Cultivation It is adaptable to most soil types including flooded conditions (up to 0.4m deep). Therefore, it is hard to overwater this plant. However, it does best in deep, loose and well-drained soil, rich in organic matter.
Etymology The specific epithet, esculenta means edible or good to eat
Ethnobotanical Uses Edible Plant Parts : Edible Leaves, Edible Storage Organs
Food (Fruit & Vegetable): This species has been cultivated for 6,000 years as a food source. All parts of the taro plant are used in many cuisines. However, they should not be eaten raw, because they contain toxic calcium oxalate which is destroyed during the cooking process. The tubers are often pounded into a thick paste to make a wide variety of food including Singapore’s popular local desert, Orh-Nee. Poi, is a Hawaiian and Polynesian dish that is made by cooking, pounding and fermenting grated taro and coconut. The leaves and petioles are cooked as vegetables in China, Malaysia, Myanmar and Nepal.
Others: This species has phytoremediation potential, because it accumulates mercury.

Landscaping Features

Desirable Plant Features Ornamental Foliage
Landscape Uses Interiorscape/ Indoor Plant, Pond / Lake / River, Marsh / Bog, Phytoremediation (Ground / Water Contaminant(s))
Thematic Landscaping Water Garden, Marsh Garden

Plant Care and Propagation

Light Preference Full Sun, Semi-Shade
Water Preference Lots of Water, Moderate Water
Plant Growth Rate Fast
Rootzone Tolerance Easy to Grow, Moist Soils, Well-Drained Soils, Waterlogged Soils
Propagation Method Division


Foliage Retention Evergreen
Mature Foliage Colour(s) Green
Mature Foliage Texture(s) Velvety / Furry / Tomentose
Foliar Type Simple / Unifoliate
Foliar Attachment to Stem Petiolate
Foliar Shape(s) Non-Palm Foliage (Cordate)
Foliar Venation Pinnate / Net
Foliar Margin Entire - Wavy / Undulate
Foliar Apex - Tip Acute
Foliar Base Cordate
Typical Foliar Area Macrophyll ( 182.25cm2 - 1640.25 cm2 )
Leaf Area Index (LAI) for Green Plot Ratio 3.5 (Shrub & Groundcover - Monocot)

Floral (Angiosperm)

Flower & Plant Sexuality Unisexual Flowers
Flower Colour(s) Yellow / Golden
Flower Texture(s) Smooth
Flower Grouping Cluster / Inflorescence
Inflorescence Type Spathe & Spadix



Yong J, Tan PY, Nor Hafiz Hassan, Tan SN. 2010. A Selection of Plants for Greening of Waterways and Waterbodies in the Tropics. Singapore: Chung Printing . 480 pp.

Image Repository

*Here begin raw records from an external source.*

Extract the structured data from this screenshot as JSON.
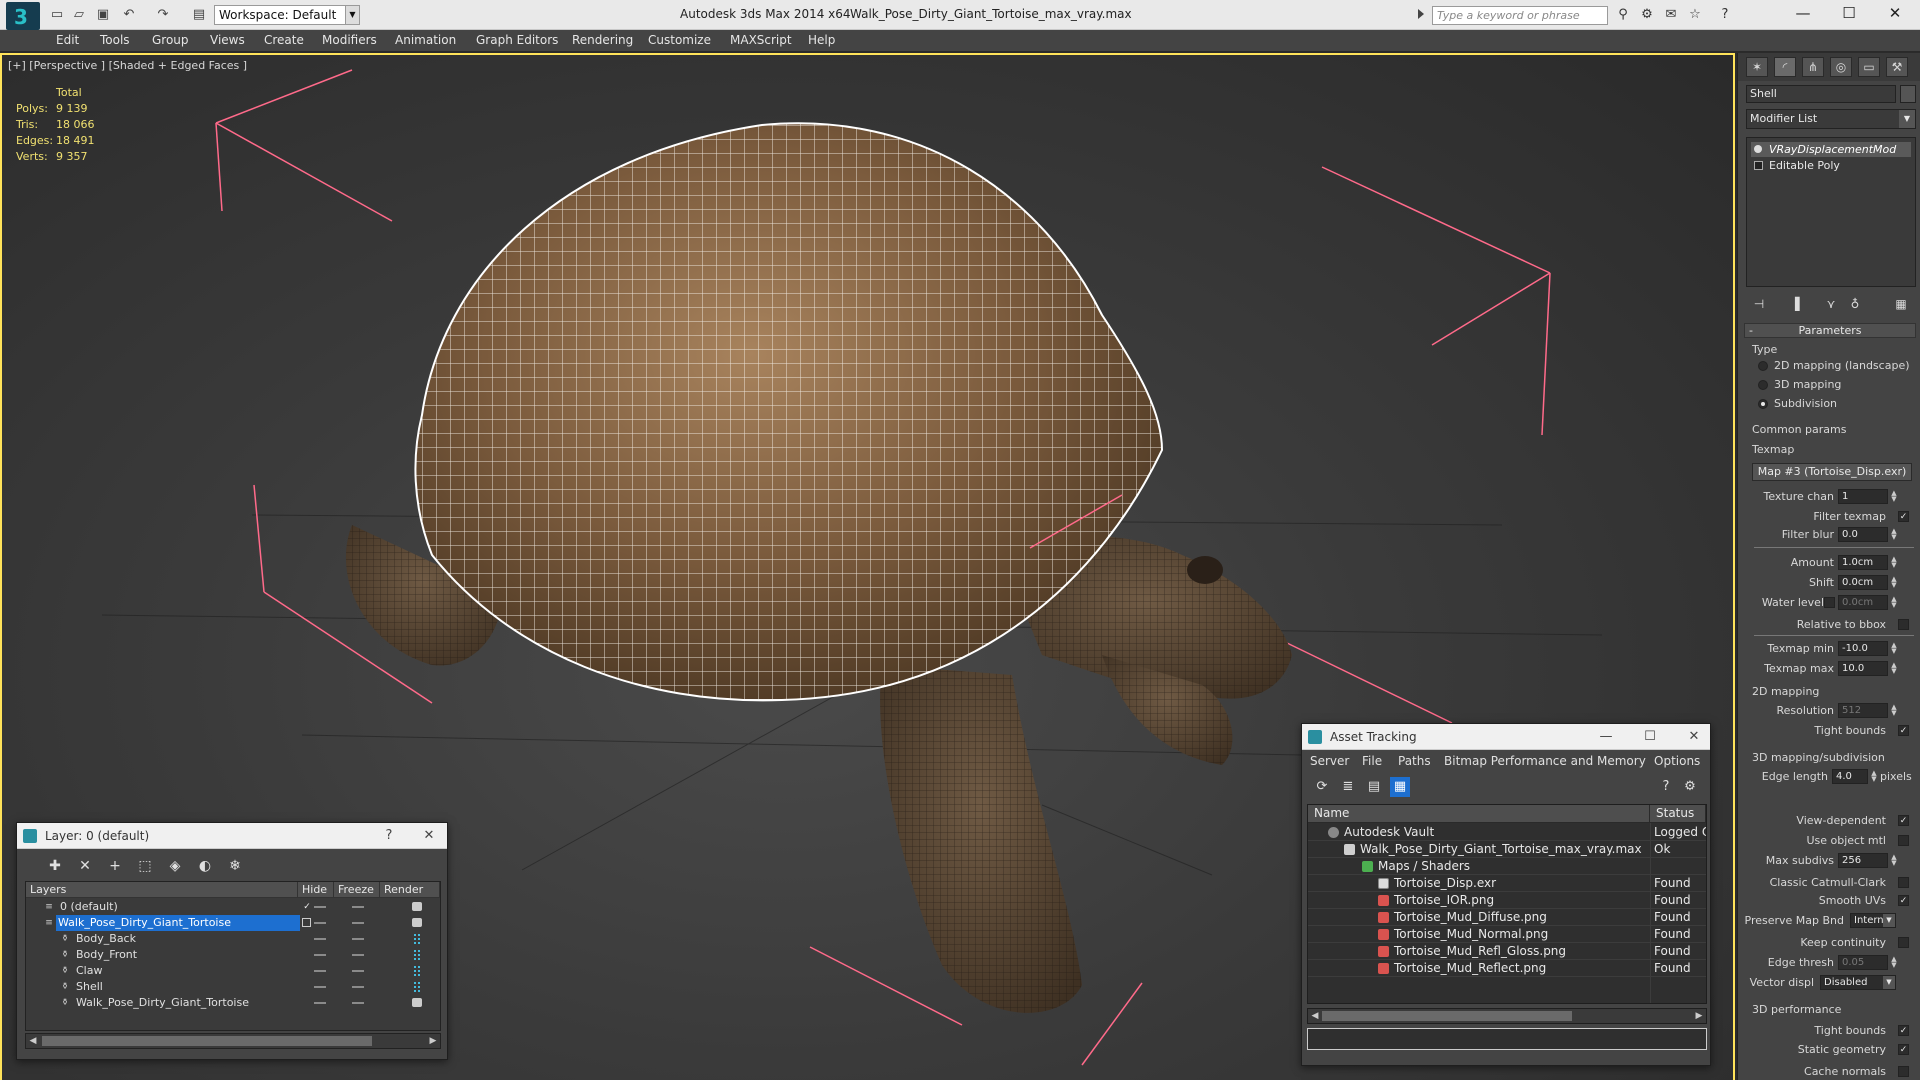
{
  "titlebar": {
    "workspace": "Workspace: Default",
    "app_title": "Autodesk 3ds Max  2014 x64",
    "file_title": "Walk_Pose_Dirty_Giant_Tortoise_max_vray.max",
    "search_placeholder": "Type a keyword or phrase"
  },
  "menu": [
    "Edit",
    "Tools",
    "Group",
    "Views",
    "Create",
    "Modifiers",
    "Animation",
    "Graph Editors",
    "Rendering",
    "Customize",
    "MAXScript",
    "Help"
  ],
  "viewport": {
    "label": "[+] [Perspective ] [Shaded + Edged Faces ]",
    "stats_header": "Total",
    "stats": [
      {
        "label": "Polys:",
        "value": "9 139"
      },
      {
        "label": "Tris:",
        "value": "18 066"
      },
      {
        "label": "Edges:",
        "value": "18 491"
      },
      {
        "label": "Verts:",
        "value": "9 357"
      }
    ]
  },
  "command_panel": {
    "object_name": "Shell",
    "modifier_list": "Modifier List",
    "stack": [
      "VRayDisplacementMod",
      "Editable Poly"
    ],
    "parameters_title": "Parameters",
    "type_label": "Type",
    "type_options": [
      "2D mapping (landscape)",
      "3D mapping",
      "Subdivision"
    ],
    "common_params": "Common params",
    "texmap_label": "Texmap",
    "texmap_button": "Map #3 (Tortoise_Disp.exr)",
    "texture_chan": {
      "label": "Texture chan",
      "value": "1"
    },
    "filter_texmap": "Filter texmap",
    "filter_blur": {
      "label": "Filter blur",
      "value": "0.0"
    },
    "amount": {
      "label": "Amount",
      "value": "1.0cm"
    },
    "shift": {
      "label": "Shift",
      "value": "0.0cm"
    },
    "water_level": {
      "label": "Water level",
      "value": "0.0cm"
    },
    "relative_bbox": "Relative to bbox",
    "texmap_min": {
      "label": "Texmap min",
      "value": "-10.0"
    },
    "texmap_max": {
      "label": "Texmap max",
      "value": "10.0"
    },
    "mapping2d_title": "2D mapping",
    "resolution": {
      "label": "Resolution",
      "value": "512"
    },
    "tight_bounds": "Tight bounds",
    "mapping3d_title": "3D mapping/subdivision",
    "edge_length": {
      "label": "Edge length",
      "value": "4.0",
      "unit": "pixels"
    },
    "view_dependent": "View-dependent",
    "use_object_mtl": "Use object mtl",
    "max_subdivs": {
      "label": "Max subdivs",
      "value": "256"
    },
    "classic_catmull": "Classic Catmull-Clark",
    "smooth_uvs": "Smooth UVs",
    "preserve_map_bnd": {
      "label": "Preserve Map Bnd",
      "value": "Intern"
    },
    "keep_continuity": "Keep continuity",
    "edge_thresh": {
      "label": "Edge thresh",
      "value": "0.05"
    },
    "vector_displ": {
      "label": "Vector displ",
      "value": "Disabled"
    },
    "perf_title": "3D performance",
    "tight_bounds_2": "Tight bounds",
    "static_geometry": "Static geometry",
    "cache_normals": "Cache normals"
  },
  "layer_dialog": {
    "title": "Layer: 0 (default)",
    "help": "?",
    "columns": [
      "Layers",
      "Hide",
      "Freeze",
      "Render"
    ],
    "rows": [
      {
        "name": "0 (default)",
        "indent": 1
      },
      {
        "name": "Walk_Pose_Dirty_Giant_Tortoise",
        "indent": 1
      },
      {
        "name": "Body_Back",
        "indent": 2
      },
      {
        "name": "Body_Front",
        "indent": 2
      },
      {
        "name": "Claw",
        "indent": 2
      },
      {
        "name": "Shell",
        "indent": 2
      },
      {
        "name": "Walk_Pose_Dirty_Giant_Tortoise",
        "indent": 2
      }
    ]
  },
  "asset_dialog": {
    "title": "Asset Tracking",
    "menu": [
      "Server",
      "File",
      "Paths",
      "Bitmap Performance and Memory",
      "Options"
    ],
    "columns": [
      "Name",
      "Status"
    ],
    "rows": [
      {
        "name": "Autodesk Vault",
        "status": "Logged O",
        "indent": 0
      },
      {
        "name": "Walk_Pose_Dirty_Giant_Tortoise_max_vray.max",
        "status": "Ok",
        "indent": 1
      },
      {
        "name": "Maps / Shaders",
        "status": "",
        "indent": 2
      },
      {
        "name": "Tortoise_Disp.exr",
        "status": "Found",
        "indent": 3
      },
      {
        "name": "Tortoise_IOR.png",
        "status": "Found",
        "indent": 3
      },
      {
        "name": "Tortoise_Mud_Diffuse.png",
        "status": "Found",
        "indent": 3
      },
      {
        "name": "Tortoise_Mud_Normal.png",
        "status": "Found",
        "indent": 3
      },
      {
        "name": "Tortoise_Mud_Refl_Gloss.png",
        "status": "Found",
        "indent": 3
      },
      {
        "name": "Tortoise_Mud_Reflect.png",
        "status": "Found",
        "indent": 3
      }
    ]
  },
  "colors": {
    "viewport_border": "#ffe35a",
    "stats_text": "#f0e070",
    "selection": "#1d6fd0",
    "bbox_lines": "#ff6a8a"
  }
}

Master ID 539
Species ID 1835
Flora Disclaimer The information in this website has been compiled from reliable sources, such as reference works on medicinal plants. It is not a substitute for medical advice or treatment and NParks does not purport to provide any medical advice. Readers should always consult his/her physician before using or consuming a plant for medicinal purposes.
Species record last updated on: 14 October 2021.